Dataset rows for apps and sites
□ □ □ □

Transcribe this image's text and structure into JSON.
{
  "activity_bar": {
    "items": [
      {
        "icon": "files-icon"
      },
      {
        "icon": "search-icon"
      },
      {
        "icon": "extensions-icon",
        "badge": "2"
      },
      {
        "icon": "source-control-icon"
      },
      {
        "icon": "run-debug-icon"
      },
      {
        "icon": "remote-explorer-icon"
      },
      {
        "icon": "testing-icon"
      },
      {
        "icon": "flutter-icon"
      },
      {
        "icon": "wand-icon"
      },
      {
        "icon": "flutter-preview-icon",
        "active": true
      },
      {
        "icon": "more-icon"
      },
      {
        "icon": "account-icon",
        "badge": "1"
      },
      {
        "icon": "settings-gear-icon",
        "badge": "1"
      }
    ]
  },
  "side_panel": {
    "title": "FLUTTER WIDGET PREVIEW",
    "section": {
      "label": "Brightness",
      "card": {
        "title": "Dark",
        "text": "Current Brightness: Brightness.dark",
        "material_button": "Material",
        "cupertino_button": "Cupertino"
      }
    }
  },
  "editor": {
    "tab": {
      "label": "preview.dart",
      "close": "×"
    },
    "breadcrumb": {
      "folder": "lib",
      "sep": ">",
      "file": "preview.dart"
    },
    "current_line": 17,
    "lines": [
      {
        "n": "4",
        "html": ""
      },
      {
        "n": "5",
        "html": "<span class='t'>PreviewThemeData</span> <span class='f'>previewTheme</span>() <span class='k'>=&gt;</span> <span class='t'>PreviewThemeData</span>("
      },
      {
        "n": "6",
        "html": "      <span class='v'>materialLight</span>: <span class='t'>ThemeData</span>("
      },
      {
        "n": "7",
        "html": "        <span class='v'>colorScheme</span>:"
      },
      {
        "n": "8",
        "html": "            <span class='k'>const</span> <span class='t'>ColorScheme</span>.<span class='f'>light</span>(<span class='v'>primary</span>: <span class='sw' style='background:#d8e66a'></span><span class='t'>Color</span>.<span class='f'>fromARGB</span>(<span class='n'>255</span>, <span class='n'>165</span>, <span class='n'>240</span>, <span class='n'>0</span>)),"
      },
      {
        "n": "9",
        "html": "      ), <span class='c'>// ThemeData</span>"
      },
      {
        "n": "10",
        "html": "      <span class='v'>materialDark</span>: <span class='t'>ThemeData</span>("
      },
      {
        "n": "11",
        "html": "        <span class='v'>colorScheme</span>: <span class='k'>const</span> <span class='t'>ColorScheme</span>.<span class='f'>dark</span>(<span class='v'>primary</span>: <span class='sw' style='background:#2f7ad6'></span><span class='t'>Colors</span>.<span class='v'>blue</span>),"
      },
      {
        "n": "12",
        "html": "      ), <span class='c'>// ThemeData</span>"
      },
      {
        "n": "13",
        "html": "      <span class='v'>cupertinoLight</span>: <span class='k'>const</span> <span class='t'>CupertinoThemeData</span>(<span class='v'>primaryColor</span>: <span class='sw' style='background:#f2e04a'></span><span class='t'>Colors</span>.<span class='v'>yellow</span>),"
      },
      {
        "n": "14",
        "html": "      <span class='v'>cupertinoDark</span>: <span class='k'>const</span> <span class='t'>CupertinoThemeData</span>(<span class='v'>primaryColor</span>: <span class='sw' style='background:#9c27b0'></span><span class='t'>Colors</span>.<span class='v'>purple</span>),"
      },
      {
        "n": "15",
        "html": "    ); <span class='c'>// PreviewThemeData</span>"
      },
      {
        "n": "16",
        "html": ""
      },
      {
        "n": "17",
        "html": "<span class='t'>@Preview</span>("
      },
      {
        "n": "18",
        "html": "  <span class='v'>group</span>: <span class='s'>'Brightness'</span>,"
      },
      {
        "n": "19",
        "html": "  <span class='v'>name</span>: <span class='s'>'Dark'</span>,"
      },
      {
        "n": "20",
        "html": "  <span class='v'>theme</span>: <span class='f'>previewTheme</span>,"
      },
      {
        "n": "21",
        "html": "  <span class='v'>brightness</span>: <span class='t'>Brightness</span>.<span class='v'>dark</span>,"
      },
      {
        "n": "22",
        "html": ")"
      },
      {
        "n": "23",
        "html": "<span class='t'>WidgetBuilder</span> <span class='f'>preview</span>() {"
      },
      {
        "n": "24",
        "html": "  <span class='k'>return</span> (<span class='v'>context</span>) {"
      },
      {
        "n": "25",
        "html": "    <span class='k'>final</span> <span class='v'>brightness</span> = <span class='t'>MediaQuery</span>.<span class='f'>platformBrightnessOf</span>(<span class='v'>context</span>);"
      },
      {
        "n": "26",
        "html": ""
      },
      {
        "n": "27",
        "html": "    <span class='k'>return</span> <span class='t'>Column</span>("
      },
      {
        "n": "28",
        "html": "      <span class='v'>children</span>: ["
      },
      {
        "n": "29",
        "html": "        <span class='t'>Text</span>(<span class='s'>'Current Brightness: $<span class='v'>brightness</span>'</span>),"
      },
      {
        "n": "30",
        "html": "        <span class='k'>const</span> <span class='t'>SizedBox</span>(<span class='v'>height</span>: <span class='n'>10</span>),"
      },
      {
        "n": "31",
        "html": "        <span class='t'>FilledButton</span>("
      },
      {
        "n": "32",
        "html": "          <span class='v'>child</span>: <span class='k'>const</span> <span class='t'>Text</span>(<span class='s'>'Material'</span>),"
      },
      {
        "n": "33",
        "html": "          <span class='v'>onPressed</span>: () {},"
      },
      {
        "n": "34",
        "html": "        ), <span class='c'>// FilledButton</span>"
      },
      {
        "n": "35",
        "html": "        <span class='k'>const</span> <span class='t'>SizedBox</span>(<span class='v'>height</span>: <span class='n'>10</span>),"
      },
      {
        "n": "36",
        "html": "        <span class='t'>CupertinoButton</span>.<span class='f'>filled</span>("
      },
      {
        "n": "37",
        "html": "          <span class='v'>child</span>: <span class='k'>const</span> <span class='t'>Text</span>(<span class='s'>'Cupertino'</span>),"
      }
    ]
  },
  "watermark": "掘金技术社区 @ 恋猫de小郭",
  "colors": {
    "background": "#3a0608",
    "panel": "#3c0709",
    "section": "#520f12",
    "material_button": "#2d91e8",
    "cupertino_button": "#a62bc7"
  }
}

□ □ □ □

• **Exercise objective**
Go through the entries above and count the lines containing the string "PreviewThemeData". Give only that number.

• **Task answer**
2